Datone Jones, a 2013 first-round pick thought to be a perfect fit for Dom Capers' defense, came out of the gate slowly, mustering just 3.5 sacks. J.R. Sweezy, a 2012 seventh-round defensive tackle converted to guard, had such a strong preseason that he was named Pro Football Focus' fourth-best guard (subscription required).
If Jones gets the best of Sweezy, with Julius Peppers coming around the same corner, it could be disastrous for the Seahawks offense—running or throwing. If Sweezy stands tall, it'll give the Seahawks flexibility to pay more attention to Peppers.
Harvin's the ultimate NFL X-factor. Not only are his talents versatile and his explosion prodigious, his spotty health and iffy practice track record has made him seem like an apparition who shows up, wins Super Bowls and disappears again.
Harvin's ability to stretch the field isn't just an X-factor for this game; it's an X-factor for the whole season. If he shows up in top form and stays there for 16 games, the Seahawks could shred people. If he gets hurt again or is ineffective, the Seahawks will struggle to take the top off of defenses.
Packers Tight Ends
Packers tight end Andrew Quarless and third-round rookie Richard Rodgers could be the key the Packers need to unlock that Seahawks secondary. Their matchups against the Seahawks' inside cornerbacks and outside linebackers will be critical on 2nd-and-long, 3rd-and-long and red-zone situations.
If either can have a big night on Thursday night, it could force the Seahawks safeties to respect them over the top, opening up opportunities for lethal slot threat Randall Cobb.
As Bleacher Report NFC North Lead Writer Zach Kruse broke down, both Wilson and Rodgers are huge threats to make plays on the run. For all scheming and game-planning and adjustments both coaches will do, the game will very well turn on which quarterback makes something out of nothing more often.
CenturyLink was a fortress for the Seahawks in 2013, and most of their truly dominant Super Bowl-winning squad is back intact.
Yet Rodgers and the Packers have to be much hungrier this season, not to mention much improved and more balanced on both sides of the ball.
Though both teams have questions on their offensive and defensive lines, Rodgers' ability to take over a game from both outside and inside the pocket give them a distinct advantage. Eddie Lacy might not have the daylight to outrush Marshawn Lynch, but Lynch might not have much daylight, either—and it remains to be seen how committed he is to going full "Beast Mode" in 2014.

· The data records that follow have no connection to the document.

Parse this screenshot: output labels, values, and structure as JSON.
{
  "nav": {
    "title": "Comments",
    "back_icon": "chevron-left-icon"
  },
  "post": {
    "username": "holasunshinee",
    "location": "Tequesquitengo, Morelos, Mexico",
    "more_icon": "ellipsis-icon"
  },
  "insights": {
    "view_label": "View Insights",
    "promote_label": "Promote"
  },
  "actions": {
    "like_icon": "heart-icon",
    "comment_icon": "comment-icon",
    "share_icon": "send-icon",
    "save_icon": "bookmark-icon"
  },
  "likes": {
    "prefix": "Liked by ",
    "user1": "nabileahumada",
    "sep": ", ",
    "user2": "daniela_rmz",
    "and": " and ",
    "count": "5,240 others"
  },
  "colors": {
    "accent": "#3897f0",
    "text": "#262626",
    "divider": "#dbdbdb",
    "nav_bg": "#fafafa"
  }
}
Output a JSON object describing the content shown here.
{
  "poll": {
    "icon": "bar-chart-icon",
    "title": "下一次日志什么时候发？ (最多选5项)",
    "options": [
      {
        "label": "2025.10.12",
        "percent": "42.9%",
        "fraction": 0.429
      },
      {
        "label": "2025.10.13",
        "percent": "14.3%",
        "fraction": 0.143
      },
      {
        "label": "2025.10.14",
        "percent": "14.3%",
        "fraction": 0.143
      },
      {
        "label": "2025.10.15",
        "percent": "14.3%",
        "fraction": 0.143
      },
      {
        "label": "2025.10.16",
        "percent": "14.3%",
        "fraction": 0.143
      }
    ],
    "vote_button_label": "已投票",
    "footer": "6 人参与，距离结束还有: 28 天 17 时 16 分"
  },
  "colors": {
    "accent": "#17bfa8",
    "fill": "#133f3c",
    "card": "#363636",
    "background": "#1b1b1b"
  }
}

Even if the Packers didn't have a motivational and offensive advantage, Week 1 is always full of surprises. At the time of this writing, OddsShark had the Packers as six-point underdogs, but Green Bay looks like a very dangerous upset threat.
Prediction: Packers 23, Seahawks 20